Generally this results in a lowering of the offer price, both because they now have ammunition in the form of any tech debt, security risks, or other concerns raised during the due diligence process, and because they know that after going through that grueling process you are unlikely to walk away from the negotiating table.
At this point, you are likely to be presented with the initial draft of a purchase agreement, the terms of which will undoubtedly favor the acquiring company. At this point the conversation is largely between their lawyers and your lawyers, which is why I highly recommend hiring legal counsel that is familiar with the process.
As in all negotiations, there is likely to be a lot of back and forth. They'll try to get a deal that favors their interests, and you'll counter-propose a deal that favors yours, and so on until you reach an agreement or one of you decides to walk away from the negotiating table. Which, to reiterate, can happen at any time.
Once a final agreement is reached, both parties sign the agreement. It is at that point that the deal is generally made public, and any employees who were not made aware of the acquisition beforehand should be informed.
Obviously, the way that news is delivered is incredibly important. The messaging should be positive and celebratory of course, but it should also set up realistic expectations of what is to come.
This will be better news for some than for others, and though your leadership will need to help everyone understand why this is good news for the company overall, they also need to remain sensitive to those for whom this is an unwelcome turn of events.
For example, there were a handful of folks at PlayFab who had previously left Microsoft and were not especially keen to go back. James had to be very careful neither to dismiss their concerns nor to allow the minority to poison the well for the majority.

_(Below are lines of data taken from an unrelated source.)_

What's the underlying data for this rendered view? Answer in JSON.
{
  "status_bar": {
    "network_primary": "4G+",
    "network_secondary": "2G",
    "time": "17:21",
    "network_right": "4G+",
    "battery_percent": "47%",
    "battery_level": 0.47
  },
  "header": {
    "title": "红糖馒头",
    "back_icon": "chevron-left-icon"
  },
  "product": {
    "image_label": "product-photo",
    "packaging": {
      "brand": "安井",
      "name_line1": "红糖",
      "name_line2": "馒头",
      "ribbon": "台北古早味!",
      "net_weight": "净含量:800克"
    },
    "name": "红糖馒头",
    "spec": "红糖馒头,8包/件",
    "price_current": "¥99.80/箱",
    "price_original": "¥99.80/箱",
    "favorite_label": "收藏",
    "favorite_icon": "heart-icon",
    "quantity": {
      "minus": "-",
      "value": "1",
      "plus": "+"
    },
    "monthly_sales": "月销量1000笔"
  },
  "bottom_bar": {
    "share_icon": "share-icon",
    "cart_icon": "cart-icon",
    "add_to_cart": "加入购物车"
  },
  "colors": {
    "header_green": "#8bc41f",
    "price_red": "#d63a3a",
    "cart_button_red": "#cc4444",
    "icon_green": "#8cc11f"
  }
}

And at Qualtrics, a number of us were so new that we had no vested stock at all, and it was pretty demoralizing to watch senior leadership blatantly celebrating their newfound wealth as if we were all in that same golden basket.
Part 3: Transition
As an administrative professional, you may or may not be offered a position within the new company on the acquired team. My understanding is that it is unusual for startup admins to get full time job offers at acquiring companies, for the same reason I started this blog in the first place: because the scope of the role and the necessary skill set to do well in each is vastly different. In fact, it was only at bossman's insistence that I was offered a transitional 6-month position at Microsoft, and in hindsight that's the only thing that would have made sense.
If you are kept on, though, you will likely have an important role to play in the transition from the original company to the acquiring company. If you're a small team being acquired by a much larger company, they're likely to have a team dedicated to helping you adjust and assimilate, with you acting as the primary point of contact for your team. That means all information will flow through you, either in the form of questions from your team that you will then ask the transition team, or in the form of information and announcements from the transition team that you will then pass on to yours.
The most important thing you can do during this time is to minimize attrition by serving as a listening ear and an advocate for your team. It's in the acquiring company's best interest to make sure your team is set up for success, so don't be afraid to push back and ask for exactly what you need!
In a larger and more established company, the transition may be more subtle or delayed. The acquiring company is likely to want you to keep operations churning along as usual, with minimal disruption and distraction.
Eventually you will start to see changes such as switching to using their internal tools, changing to their insurance policy, and adjusting to their financial schedule. It's a good idea to anticipate these changes in advance and prepare those you support for the transition.
If you have questions not covered above, please leave them in the comments! I'll be happy to answer them.